Activity - Find every line of the listing below where "Windows" appears, and copy it.

Given data -

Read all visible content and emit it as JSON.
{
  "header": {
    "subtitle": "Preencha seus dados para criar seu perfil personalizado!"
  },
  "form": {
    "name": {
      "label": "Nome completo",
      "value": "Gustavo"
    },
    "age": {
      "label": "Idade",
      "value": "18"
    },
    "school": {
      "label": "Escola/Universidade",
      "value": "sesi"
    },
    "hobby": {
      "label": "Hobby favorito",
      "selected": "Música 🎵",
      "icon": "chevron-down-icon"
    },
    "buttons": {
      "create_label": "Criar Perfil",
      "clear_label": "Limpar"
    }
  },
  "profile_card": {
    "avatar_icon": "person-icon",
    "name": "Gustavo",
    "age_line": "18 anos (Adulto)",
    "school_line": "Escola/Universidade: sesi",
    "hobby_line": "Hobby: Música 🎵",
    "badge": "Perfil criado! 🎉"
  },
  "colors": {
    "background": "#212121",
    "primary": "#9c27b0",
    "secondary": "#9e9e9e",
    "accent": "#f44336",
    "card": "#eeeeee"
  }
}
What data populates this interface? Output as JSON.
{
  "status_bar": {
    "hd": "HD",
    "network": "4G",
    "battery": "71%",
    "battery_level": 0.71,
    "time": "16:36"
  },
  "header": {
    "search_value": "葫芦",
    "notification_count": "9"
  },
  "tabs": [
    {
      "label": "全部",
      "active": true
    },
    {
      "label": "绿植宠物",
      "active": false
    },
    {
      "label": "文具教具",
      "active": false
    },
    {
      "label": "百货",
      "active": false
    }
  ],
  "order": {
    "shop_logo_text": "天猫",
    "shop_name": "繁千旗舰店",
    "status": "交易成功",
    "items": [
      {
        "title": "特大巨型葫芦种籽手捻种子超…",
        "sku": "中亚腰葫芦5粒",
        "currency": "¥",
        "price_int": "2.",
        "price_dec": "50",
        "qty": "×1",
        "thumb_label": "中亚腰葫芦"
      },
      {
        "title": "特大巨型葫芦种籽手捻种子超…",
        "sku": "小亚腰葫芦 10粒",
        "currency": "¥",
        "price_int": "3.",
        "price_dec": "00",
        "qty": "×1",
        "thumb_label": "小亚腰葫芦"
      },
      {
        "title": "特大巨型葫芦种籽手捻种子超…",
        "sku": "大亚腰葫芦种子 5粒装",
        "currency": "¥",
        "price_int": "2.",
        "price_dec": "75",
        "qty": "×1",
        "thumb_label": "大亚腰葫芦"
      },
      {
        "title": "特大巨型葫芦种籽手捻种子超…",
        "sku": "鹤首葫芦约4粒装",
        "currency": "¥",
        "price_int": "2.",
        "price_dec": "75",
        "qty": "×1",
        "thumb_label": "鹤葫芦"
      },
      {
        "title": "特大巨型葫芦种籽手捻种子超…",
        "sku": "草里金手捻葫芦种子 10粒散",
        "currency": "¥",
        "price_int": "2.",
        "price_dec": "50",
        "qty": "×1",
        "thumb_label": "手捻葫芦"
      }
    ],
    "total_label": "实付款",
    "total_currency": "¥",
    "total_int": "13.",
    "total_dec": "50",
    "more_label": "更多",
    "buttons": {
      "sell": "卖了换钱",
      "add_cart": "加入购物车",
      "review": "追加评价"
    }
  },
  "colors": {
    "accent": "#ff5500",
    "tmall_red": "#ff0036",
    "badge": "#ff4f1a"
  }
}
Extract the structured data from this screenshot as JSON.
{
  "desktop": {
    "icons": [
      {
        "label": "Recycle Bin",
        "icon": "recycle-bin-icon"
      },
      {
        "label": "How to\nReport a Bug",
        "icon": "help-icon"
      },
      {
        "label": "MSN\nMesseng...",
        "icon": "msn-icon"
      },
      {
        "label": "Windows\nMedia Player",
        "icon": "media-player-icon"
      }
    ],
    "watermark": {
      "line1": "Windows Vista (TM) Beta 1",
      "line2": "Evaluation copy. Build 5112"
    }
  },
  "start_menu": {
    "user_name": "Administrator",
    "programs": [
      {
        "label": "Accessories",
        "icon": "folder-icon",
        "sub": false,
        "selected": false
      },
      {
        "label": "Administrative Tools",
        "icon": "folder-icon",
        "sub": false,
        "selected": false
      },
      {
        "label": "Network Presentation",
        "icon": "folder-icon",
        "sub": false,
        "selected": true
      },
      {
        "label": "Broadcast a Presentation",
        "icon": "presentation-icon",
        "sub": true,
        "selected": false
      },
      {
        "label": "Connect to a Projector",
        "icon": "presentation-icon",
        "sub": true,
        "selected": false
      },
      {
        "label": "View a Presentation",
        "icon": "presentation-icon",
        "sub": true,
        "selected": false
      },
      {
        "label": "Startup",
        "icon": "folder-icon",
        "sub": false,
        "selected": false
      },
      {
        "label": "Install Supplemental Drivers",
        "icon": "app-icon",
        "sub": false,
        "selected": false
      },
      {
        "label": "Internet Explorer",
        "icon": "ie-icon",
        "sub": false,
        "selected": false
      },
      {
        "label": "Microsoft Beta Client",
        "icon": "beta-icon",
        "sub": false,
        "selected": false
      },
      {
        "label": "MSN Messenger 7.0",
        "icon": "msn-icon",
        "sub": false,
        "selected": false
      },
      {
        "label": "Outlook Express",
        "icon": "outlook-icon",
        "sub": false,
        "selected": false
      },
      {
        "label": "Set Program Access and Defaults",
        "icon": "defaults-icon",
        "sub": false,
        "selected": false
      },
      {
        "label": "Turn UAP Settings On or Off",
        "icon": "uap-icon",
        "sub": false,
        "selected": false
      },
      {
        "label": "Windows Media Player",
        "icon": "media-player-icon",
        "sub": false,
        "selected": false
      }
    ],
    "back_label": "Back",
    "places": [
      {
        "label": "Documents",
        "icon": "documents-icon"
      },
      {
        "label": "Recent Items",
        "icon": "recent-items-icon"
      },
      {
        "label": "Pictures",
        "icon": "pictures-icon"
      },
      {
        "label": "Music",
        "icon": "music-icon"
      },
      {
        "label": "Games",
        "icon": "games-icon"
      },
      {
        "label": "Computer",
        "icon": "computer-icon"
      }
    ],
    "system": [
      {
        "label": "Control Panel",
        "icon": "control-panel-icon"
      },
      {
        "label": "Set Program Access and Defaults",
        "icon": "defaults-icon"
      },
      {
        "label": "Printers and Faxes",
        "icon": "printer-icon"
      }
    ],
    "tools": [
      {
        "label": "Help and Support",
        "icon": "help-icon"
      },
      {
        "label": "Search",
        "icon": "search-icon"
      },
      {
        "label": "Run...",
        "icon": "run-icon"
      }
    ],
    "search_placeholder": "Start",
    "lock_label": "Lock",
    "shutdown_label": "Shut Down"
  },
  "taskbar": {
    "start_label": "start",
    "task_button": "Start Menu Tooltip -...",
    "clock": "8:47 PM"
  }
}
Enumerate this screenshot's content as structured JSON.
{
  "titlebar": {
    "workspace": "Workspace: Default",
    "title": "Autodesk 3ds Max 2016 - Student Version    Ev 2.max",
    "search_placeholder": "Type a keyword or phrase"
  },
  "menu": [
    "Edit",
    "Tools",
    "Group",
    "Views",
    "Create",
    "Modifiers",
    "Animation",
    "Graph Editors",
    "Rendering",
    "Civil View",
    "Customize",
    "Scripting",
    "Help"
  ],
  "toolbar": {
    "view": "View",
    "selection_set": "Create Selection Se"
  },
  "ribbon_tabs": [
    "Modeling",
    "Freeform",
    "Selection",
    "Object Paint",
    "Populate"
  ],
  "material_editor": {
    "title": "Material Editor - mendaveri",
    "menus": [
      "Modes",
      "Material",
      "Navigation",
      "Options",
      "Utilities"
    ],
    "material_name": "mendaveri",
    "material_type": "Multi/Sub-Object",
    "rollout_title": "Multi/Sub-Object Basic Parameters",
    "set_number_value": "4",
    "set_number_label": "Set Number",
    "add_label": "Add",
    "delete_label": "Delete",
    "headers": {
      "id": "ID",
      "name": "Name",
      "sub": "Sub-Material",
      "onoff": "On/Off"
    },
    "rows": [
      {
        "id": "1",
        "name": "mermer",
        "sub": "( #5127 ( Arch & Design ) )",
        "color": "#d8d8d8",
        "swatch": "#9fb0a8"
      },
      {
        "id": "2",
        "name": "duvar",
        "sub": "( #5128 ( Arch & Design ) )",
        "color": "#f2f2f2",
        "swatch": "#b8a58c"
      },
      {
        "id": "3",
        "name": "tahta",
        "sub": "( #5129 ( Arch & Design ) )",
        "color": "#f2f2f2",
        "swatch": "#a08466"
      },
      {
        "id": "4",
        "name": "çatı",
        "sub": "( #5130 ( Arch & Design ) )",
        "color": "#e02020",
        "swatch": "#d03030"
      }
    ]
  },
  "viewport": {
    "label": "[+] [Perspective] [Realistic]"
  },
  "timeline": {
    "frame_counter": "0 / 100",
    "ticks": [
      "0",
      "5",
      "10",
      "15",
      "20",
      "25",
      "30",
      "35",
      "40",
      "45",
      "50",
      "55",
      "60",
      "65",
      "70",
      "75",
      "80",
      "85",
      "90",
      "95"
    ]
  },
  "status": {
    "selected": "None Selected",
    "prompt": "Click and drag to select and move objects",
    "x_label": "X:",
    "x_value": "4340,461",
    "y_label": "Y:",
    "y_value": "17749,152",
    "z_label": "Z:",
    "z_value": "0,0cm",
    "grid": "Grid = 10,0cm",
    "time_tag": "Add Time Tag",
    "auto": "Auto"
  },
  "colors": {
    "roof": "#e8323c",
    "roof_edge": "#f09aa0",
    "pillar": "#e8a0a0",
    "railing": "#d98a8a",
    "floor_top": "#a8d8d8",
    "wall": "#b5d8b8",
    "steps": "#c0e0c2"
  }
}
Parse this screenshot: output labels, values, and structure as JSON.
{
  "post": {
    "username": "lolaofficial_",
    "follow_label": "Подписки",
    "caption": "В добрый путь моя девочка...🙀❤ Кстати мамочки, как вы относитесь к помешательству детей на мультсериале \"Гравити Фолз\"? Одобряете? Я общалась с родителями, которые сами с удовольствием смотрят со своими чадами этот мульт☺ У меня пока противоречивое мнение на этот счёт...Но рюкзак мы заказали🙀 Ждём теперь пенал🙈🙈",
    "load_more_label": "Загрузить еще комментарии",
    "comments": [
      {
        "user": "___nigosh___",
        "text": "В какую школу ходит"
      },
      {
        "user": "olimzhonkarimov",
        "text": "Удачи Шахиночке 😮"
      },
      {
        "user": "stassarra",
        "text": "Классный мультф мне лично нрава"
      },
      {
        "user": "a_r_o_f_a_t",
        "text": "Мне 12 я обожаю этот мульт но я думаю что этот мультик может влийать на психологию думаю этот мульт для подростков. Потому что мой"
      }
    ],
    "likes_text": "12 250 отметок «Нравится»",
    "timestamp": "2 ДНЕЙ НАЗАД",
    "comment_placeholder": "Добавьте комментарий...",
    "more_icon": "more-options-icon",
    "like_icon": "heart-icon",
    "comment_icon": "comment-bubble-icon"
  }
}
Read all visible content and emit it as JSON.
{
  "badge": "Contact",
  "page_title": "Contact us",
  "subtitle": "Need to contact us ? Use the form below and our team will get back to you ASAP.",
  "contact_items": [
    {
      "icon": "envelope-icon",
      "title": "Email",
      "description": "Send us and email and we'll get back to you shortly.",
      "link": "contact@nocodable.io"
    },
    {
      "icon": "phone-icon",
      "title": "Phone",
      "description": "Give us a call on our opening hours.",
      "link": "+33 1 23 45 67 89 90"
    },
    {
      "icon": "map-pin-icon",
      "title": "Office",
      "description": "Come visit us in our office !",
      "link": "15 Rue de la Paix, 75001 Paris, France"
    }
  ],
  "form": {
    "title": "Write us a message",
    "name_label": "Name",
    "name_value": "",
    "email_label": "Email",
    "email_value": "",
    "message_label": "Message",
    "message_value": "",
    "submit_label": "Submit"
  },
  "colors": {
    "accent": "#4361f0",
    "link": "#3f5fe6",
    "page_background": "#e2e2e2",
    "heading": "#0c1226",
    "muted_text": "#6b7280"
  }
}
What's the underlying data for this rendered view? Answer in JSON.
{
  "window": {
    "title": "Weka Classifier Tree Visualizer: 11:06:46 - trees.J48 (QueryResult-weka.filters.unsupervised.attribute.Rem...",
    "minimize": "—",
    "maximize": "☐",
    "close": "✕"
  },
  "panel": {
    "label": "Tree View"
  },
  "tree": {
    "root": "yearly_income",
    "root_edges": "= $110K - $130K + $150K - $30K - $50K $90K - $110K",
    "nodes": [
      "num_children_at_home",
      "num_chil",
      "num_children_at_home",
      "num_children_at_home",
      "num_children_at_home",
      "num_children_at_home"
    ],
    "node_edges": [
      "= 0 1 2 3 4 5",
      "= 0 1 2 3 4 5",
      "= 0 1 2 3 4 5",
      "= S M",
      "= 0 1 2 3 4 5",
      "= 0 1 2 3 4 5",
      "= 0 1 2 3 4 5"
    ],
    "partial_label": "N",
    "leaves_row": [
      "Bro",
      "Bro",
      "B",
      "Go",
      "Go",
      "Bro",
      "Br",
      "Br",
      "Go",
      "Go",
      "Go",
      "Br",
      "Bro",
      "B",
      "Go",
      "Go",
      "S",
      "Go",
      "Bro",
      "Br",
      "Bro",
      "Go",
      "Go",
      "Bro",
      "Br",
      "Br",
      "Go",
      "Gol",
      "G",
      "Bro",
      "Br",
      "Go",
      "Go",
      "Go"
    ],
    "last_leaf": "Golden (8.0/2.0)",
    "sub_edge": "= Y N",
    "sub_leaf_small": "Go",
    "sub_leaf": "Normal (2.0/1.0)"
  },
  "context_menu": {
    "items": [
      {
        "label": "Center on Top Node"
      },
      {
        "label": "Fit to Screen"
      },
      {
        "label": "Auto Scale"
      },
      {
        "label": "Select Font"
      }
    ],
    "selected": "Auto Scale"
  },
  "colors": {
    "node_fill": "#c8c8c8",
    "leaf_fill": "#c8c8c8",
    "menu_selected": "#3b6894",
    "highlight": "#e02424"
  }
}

Expected output -
        "label": "Windows\nMedia Player",
      "line1": "Windows Vista (TM) Beta 1",
        "label": "Windows Media Player",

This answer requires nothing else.